The new museum, which will be rebranded as the Holocaust Museum for Hope & Humanity, unveiled architectural renderings of the new space last Wednesday, and announced it will become the latest of 177 locations to contain the entire digital collection of survivor testimony compiled by the USC Shoah Foundation — more than 115,000 hours from 55,000 videos.
This is the first time the USC Shoah Foundation has collaborated with a Holocaust museum to design and implement a permanent museum-wide exhibition, according to a statement from the museum.
The new museum is expected to break ground at the end of 2023.
“Our original museum, which was founded by my mother, was based in a survivor’s experience,” said past board president Ellen Lang, the daughter of Tess Wise. “We’re consistent with that founding, however. We feel like we’re able to tell a much larger story.”
Museum staff expect that the new building will greatly increase the number of students who can visit in person. While the museum provided programming for more than 25,000 students during the 2018-2019 school year, both on site and in schools, Kathy Turner, vice president of development and marketing, said she hopes that number will double or triple at the new 43,000-square-foot downtown location.
“What I still hear on a regular basis is that people don’t know that we’re here,” she said of the original building at the Maitland campus. “So let’s start there by saying that we exist. We’re here and we’ve already started these conversations and this work.”
Maitland is one of the largest Jewish communities in Central Florida. In recent years, there has been tremendous growth in southwest Orlando as new Jewish schools and synagogues have popped up. A 2020-2021 study by the Cohen Center for Modern Jewish Studies at Brandeis University said the Jewish community in Orlando and surrounding areas numbers approximately 51,400 Jews living in 25,500 Jewish households.

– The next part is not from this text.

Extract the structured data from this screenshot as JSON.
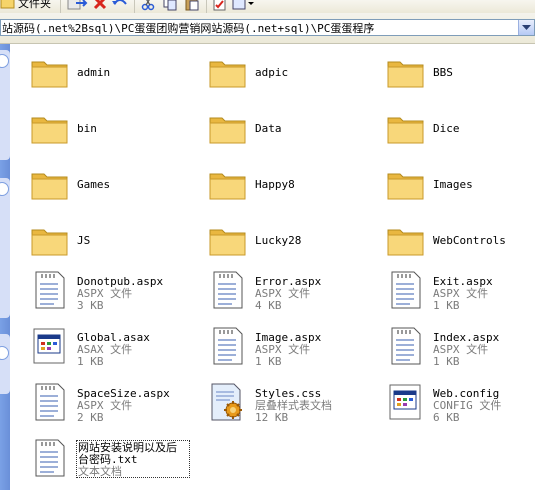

“Yes, this is a strong Jewish community here in Maitland and we’re right next door to the JCC and the federation,” Turner said. “But I just want to note that we’re not just building this for the Jewish community alone.”
She said the expansion “will allow more folks to visit us, whether that be students or people that live here in Central Florida, our neighbors, or tourists that are coming in.”
Known for its theme parks and other tourist attractions, the Orlando area saw $47 billion in visitor spending, and another $5.8 billion in local and state tax revenue in 2018, according to one report.
And both Orange County and the city of Orlando recognize the potential for this museum, providing $10 million from the county’s Tourist Development Tax funds for the construction of the new museum. The city is also leasing the land to the museum for $1 a year for 99 years.
“The city of Orlando really invited us to be part of the cultural core and corridor of downtown Orlando,” Lang said. “It’s really an opportunity to welcome everyone in Central Florida and all of the visitors to be part of what we do.”
The expansion and relocation has been in the works for several years, but both Lang and Turner say the timing is especially important right now.
“Antisemitism, hatred, racism, prejudice, bigotry — it is is growing every day,” Turner said. “I mean, we have neo-Nazis in our backyard every few months now in Central Florida.”
In late January, a neo-Nazi rally in Orlando made national headlines when three individuals pepper-sprayed and punched a man who identified himself as Jewish. White supremacist groups have long had a foothold in Orlando: On Election Day 1920, Ku Klux Klan members lynched more than 30 Black residents to prevent them from voting in what later became known as The Ocoee Massacre.
Lang added, “We have more and more calls from the community from schools and the community at large, asking, ‘what can we do, given what’s going on in our world?’ We need to address that. That’s our mission. We’re out of space where we are and this gives us an opportunity to do so.”